(Record excerpts Opens)

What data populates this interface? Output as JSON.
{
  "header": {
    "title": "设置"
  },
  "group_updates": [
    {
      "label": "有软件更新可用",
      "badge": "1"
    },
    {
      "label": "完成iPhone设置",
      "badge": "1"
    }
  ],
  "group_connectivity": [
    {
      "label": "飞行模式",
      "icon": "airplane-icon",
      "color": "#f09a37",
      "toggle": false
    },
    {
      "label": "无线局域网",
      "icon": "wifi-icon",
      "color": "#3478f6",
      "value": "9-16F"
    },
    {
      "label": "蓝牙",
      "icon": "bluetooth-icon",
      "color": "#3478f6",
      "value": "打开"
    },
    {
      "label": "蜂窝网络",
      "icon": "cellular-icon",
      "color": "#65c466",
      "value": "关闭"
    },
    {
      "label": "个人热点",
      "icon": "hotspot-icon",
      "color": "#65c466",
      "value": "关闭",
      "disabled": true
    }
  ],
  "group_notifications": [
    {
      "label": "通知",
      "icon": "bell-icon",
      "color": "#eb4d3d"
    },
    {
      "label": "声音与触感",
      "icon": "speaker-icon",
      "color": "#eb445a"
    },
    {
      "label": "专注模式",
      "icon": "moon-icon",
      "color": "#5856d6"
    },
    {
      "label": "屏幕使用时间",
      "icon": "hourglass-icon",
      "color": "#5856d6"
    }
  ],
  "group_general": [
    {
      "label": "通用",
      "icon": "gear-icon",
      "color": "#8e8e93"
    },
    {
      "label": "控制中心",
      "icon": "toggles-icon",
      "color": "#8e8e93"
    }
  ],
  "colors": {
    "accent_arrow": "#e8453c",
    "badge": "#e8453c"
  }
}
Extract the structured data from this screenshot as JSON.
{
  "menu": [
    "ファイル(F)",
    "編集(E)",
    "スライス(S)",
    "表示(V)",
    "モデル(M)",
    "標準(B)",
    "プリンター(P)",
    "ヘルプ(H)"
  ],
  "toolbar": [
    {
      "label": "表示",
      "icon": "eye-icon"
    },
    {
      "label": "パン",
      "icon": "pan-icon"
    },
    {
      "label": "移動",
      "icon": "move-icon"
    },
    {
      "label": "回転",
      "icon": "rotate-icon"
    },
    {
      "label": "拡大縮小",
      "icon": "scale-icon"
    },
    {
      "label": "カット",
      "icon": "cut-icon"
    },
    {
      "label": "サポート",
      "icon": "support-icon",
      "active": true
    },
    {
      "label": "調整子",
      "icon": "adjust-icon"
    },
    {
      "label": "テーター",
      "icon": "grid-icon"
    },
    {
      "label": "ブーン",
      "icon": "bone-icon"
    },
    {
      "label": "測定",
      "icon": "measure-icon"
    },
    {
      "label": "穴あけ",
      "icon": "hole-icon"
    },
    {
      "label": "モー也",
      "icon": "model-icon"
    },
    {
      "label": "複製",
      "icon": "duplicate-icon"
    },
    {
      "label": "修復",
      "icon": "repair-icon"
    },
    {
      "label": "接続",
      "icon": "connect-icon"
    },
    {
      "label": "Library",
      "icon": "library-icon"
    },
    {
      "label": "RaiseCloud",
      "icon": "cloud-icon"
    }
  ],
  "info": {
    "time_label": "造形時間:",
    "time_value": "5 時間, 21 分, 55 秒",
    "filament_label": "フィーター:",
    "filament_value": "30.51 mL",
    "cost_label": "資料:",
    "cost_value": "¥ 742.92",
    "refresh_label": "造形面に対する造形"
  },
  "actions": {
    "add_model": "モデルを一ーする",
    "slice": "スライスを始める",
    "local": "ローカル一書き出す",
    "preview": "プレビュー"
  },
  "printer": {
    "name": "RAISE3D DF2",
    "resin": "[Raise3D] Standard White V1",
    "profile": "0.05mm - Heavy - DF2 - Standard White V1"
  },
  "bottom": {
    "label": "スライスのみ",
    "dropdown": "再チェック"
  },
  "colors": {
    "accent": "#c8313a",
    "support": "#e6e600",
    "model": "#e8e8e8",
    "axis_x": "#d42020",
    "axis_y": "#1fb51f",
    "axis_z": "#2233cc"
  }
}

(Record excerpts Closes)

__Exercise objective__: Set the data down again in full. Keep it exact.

__Answer space__:
What data populates this interface? Output as JSON.
{
  "header": {
    "title": "设置"
  },
  "group_updates": [
    {
      "label": "有软件更新可用",
      "badge": "1"
    },
    {
      "label": "完成iPhone设置",
      "badge": "1"
    }
  ],
  "group_connectivity": [
    {
      "label": "飞行模式",
      "icon": "airplane-icon",
      "color": "#f09a37",
      "toggle": false
    },
    {
      "label": "无线局域网",
      "icon": "wifi-icon",
      "color": "#3478f6",
      "value": "9-16F"
    },
    {
      "label": "蓝牙",
      "icon": "bluetooth-icon",
      "color": "#3478f6",
      "value": "打开"
    },
    {
      "label": "蜂窝网络",
      "icon": "cellular-icon",
      "color": "#65c466",
      "value": "关闭"
    },
    {
      "label": "个人热点",
      "icon": "hotspot-icon",
      "color": "#65c466",
      "value": "关闭",
      "disabled": true
    }
  ],
  "group_notifications": [
    {
      "label": "通知",
      "icon": "bell-icon",
      "color": "#eb4d3d"
    },
    {
      "label": "声音与触感",
      "icon": "speaker-icon",
      "color": "#eb445a"
    },
    {
      "label": "专注模式",
      "icon": "moon-icon",
      "color": "#5856d6"
    },
    {
      "label": "屏幕使用时间",
      "icon": "hourglass-icon",
      "color": "#5856d6"
    }
  ],
  "group_general": [
    {
      "label": "通用",
      "icon": "gear-icon",
      "color": "#8e8e93"
    },
    {
      "label": "控制中心",
      "icon": "toggles-icon",
      "color": "#8e8e93"
    }
  ],
  "colors": {
    "accent_arrow": "#e8453c",
    "badge": "#e8453c"
  }
}
Extract the structured data from this screenshot as JSON.
{
  "menu": [
    "ファイル(F)",
    "編集(E)",
    "スライス(S)",
    "表示(V)",
    "モデル(M)",
    "標準(B)",
    "プリンター(P)",
    "ヘルプ(H)"
  ],
  "toolbar": [
    {
      "label": "表示",
      "icon": "eye-icon"
    },
    {
      "label": "パン",
      "icon": "pan-icon"
    },
    {
      "label": "移動",
      "icon": "move-icon"
    },
    {
      "label": "回転",
      "icon": "rotate-icon"
    },
    {
      "label": "拡大縮小",
      "icon": "scale-icon"
    },
    {
      "label": "カット",
      "icon": "cut-icon"
    },
    {
      "label": "サポート",
      "icon": "support-icon",
      "active": true
    },
    {
      "label": "調整子",
      "icon": "adjust-icon"
    },
    {
      "label": "テーター",
      "icon": "grid-icon"
    },
    {
      "label": "ブーン",
      "icon": "bone-icon"
    },
    {
      "label": "測定",
      "icon": "measure-icon"
    },
    {
      "label": "穴あけ",
      "icon": "hole-icon"
    },
    {
      "label": "モー也",
      "icon": "model-icon"
    },
    {
      "label": "複製",
      "icon": "duplicate-icon"
    },
    {
      "label": "修復",
      "icon": "repair-icon"
    },
    {
      "label": "接続",
      "icon": "connect-icon"
    },
    {
      "label": "Library",
      "icon": "library-icon"
    },
    {
      "label": "RaiseCloud",
      "icon": "cloud-icon"
    }
  ],
  "info": {
    "time_label": "造形時間:",
    "time_value": "5 時間, 21 分, 55 秒",
    "filament_label": "フィーター:",
    "filament_value": "30.51 mL",
    "cost_label": "資料:",
    "cost_value": "¥ 742.92",
    "refresh_label": "造形面に対する造形"
  },
  "actions": {
    "add_model": "モデルを一ーする",
    "slice": "スライスを始める",
    "local": "ローカル一書き出す",
    "preview": "プレビュー"
  },
  "printer": {
    "name": "RAISE3D DF2",
    "resin": "[Raise3D] Standard White V1",
    "profile": "0.05mm - Heavy - DF2 - Standard White V1"
  },
  "bottom": {
    "label": "スライスのみ",
    "dropdown": "再チェック"
  },
  "colors": {
    "accent": "#c8313a",
    "support": "#e6e600",
    "model": "#e8e8e8",
    "axis_x": "#d42020",
    "axis_y": "#1fb51f",
    "axis_z": "#2233cc"
  }
}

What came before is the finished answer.